Pac-12′s resurgence fueled by better players
by Nicole Auerbach, USA TODAY Sports
It starts and ends with the players. It always does.
The players — or lack thereof — contributed to a down year in Pac-12 men’s basketball last season, many having left school early to chase their dreams of playing professionally. Twenty Pac-12 players were drafted from 2009 to 2012.
“And a number of them were underclassmen,” Washington coach Lorenzo Romar said. “The NBA basically raided the league, and it takes a little bit to replenish that.”
Replacing those players hasn’t been easy.
Last season, rosters lacked star power and talent, and the league struggled against most non-conference competition.
The Pac-12 went 0-16 against teams in the Ratings Percentage Index top 25, and one Pac-12 team (California) was in the top 50 of the RPI, a measurement heavily used in NCAA tournament selection.
For much of the season — until Colorado snagged the conference’s automatic bid by winning the league tournament and California got in as an at-large — it seemed like a real possibility the Pac-12 would send one team to the NCAA tournament.
“Some of the better players were younger, freshmen, and they weren’t ready to play those non-conference games against some of the better teams,” Oregon assistant coach Kevin McKenna said.

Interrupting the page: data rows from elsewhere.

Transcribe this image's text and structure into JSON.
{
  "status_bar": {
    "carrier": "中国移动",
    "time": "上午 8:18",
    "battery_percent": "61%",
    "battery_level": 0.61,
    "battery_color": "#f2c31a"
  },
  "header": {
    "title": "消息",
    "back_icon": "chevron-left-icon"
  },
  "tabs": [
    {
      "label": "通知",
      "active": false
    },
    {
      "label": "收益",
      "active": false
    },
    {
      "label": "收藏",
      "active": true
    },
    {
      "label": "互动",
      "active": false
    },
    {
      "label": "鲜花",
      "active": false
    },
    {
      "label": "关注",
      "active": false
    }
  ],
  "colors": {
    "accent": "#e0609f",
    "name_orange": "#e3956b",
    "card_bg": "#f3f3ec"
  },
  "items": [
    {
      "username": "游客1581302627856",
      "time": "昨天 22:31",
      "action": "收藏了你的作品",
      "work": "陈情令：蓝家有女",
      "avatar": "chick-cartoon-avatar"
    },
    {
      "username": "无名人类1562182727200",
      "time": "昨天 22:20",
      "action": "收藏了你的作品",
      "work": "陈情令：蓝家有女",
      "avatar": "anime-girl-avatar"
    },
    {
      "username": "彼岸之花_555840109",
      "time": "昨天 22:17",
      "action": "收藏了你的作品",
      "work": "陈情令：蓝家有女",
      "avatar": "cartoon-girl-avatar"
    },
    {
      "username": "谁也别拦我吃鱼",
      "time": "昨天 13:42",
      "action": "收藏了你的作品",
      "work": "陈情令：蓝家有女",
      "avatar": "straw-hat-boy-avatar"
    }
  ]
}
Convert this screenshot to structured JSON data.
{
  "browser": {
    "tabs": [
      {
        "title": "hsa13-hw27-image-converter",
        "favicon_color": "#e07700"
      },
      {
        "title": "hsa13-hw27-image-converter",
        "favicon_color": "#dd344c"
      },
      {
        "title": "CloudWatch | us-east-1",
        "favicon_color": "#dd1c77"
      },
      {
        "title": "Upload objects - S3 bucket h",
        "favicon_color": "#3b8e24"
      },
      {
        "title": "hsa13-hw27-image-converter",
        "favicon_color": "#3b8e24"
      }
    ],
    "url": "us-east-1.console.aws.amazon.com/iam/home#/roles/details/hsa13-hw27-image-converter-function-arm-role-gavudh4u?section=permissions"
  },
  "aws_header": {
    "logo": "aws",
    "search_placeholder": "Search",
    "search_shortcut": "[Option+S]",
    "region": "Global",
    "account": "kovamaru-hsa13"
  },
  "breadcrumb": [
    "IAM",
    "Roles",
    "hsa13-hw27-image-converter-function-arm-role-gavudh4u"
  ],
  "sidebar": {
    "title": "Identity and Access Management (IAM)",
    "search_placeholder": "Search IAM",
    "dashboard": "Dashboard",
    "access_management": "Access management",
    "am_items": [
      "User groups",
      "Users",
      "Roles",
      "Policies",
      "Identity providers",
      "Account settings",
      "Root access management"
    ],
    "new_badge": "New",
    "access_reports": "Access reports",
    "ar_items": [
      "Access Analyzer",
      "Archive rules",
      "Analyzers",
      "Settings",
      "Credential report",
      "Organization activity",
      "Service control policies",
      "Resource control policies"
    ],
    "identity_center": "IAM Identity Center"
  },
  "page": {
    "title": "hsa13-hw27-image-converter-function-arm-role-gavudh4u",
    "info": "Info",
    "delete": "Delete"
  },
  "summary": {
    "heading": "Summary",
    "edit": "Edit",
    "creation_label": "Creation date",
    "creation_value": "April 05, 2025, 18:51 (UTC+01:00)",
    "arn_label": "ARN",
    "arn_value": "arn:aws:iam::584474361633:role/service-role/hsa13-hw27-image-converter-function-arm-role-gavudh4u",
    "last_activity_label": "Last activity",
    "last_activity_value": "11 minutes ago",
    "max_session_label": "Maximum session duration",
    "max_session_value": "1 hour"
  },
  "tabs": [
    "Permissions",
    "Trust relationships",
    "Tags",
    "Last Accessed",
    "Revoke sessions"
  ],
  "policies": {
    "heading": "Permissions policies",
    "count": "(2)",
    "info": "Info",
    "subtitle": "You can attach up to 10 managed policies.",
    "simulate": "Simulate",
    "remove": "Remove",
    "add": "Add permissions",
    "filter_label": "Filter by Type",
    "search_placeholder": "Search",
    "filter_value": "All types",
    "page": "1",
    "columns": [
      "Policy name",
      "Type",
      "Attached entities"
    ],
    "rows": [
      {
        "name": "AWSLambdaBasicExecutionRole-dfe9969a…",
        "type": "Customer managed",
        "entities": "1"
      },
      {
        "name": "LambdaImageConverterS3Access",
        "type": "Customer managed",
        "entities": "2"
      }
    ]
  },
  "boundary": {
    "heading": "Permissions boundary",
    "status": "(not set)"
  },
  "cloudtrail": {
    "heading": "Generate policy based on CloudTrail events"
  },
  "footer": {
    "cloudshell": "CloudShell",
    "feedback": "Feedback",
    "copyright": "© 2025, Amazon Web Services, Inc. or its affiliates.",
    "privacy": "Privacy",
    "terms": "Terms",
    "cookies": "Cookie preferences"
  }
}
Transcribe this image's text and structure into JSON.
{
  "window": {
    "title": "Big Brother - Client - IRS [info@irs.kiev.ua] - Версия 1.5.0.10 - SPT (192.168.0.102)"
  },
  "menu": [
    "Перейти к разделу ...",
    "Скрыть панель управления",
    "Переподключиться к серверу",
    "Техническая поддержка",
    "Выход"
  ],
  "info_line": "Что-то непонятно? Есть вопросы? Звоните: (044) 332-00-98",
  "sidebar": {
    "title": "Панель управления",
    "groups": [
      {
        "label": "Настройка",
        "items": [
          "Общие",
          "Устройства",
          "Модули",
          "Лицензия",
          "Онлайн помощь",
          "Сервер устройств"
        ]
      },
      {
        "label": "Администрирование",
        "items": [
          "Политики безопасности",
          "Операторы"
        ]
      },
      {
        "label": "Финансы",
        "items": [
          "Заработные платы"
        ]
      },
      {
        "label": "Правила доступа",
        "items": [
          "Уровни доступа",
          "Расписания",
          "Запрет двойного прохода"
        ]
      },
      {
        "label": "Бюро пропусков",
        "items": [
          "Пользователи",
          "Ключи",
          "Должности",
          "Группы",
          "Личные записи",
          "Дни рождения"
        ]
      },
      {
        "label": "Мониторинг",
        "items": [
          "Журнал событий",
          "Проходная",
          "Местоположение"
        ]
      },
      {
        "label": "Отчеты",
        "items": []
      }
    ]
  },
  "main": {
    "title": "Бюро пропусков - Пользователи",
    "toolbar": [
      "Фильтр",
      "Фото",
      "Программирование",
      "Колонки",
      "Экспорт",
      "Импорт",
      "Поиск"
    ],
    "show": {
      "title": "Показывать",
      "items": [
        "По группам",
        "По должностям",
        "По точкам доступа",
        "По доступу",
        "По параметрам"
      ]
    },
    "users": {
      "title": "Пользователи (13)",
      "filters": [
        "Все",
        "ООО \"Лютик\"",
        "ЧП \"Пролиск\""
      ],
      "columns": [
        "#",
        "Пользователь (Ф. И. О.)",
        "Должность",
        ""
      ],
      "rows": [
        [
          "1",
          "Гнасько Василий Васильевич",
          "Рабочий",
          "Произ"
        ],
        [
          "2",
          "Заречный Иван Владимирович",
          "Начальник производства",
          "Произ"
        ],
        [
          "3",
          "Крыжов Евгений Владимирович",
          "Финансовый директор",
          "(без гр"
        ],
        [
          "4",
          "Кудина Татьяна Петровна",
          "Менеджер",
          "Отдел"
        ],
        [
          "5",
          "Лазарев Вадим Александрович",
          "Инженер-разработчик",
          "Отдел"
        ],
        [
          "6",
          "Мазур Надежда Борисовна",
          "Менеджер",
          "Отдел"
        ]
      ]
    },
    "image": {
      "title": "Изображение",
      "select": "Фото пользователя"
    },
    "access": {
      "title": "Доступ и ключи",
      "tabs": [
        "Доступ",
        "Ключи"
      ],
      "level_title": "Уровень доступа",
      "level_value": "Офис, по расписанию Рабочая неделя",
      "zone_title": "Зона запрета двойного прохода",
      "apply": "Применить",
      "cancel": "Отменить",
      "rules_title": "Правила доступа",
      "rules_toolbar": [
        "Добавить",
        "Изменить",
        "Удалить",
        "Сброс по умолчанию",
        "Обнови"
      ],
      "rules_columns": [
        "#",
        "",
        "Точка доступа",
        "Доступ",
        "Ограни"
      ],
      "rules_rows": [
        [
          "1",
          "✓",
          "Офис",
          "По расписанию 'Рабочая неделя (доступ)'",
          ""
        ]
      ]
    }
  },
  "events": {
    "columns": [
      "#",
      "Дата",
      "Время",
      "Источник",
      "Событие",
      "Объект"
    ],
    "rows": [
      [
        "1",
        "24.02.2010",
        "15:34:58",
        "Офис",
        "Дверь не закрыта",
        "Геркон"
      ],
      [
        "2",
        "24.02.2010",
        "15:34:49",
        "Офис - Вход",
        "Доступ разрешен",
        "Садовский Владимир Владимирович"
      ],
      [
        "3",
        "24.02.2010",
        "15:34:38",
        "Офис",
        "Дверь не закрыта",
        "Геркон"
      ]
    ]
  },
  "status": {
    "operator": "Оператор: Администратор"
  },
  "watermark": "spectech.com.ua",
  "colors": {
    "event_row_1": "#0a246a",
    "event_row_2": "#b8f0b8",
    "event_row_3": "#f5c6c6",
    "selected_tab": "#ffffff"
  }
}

“We didn’t pick up any wins. As the season went along, (growth and maturity) showed. Colorado came on, Stanford won the NIT, Arizona was pretty decent. Washington … Our league got stronger because our younger players got better.”
The 2012-13 season seems light years from the last. Must-see freshmen headline a handful of Pac-12 rosters. Transfers have boosted others, such as Arizona (No. 7 in the USA TODAY Sports Coaches Poll) and Oregon (No. 19 in the latest USA TODAY Sports coaches poll).
Pac-12 teams had success in non-conference play, going 109-41 with wins against ranked foes such as Florida, UNLV, Baylor and Missouri.
“We’re all trying to compete at a high level,” Oregon coach Dana Altman said. “The coaches are solid in the league, but it’s still all about players. It doesn’t matter the coaching aspect of it — you’ve got to have players.”
For Altman, it’s freshmen, such as guards Damyean Dotson and Dominic Arits … [For more on Pac-12's resurgent year fueled by better players, click here.]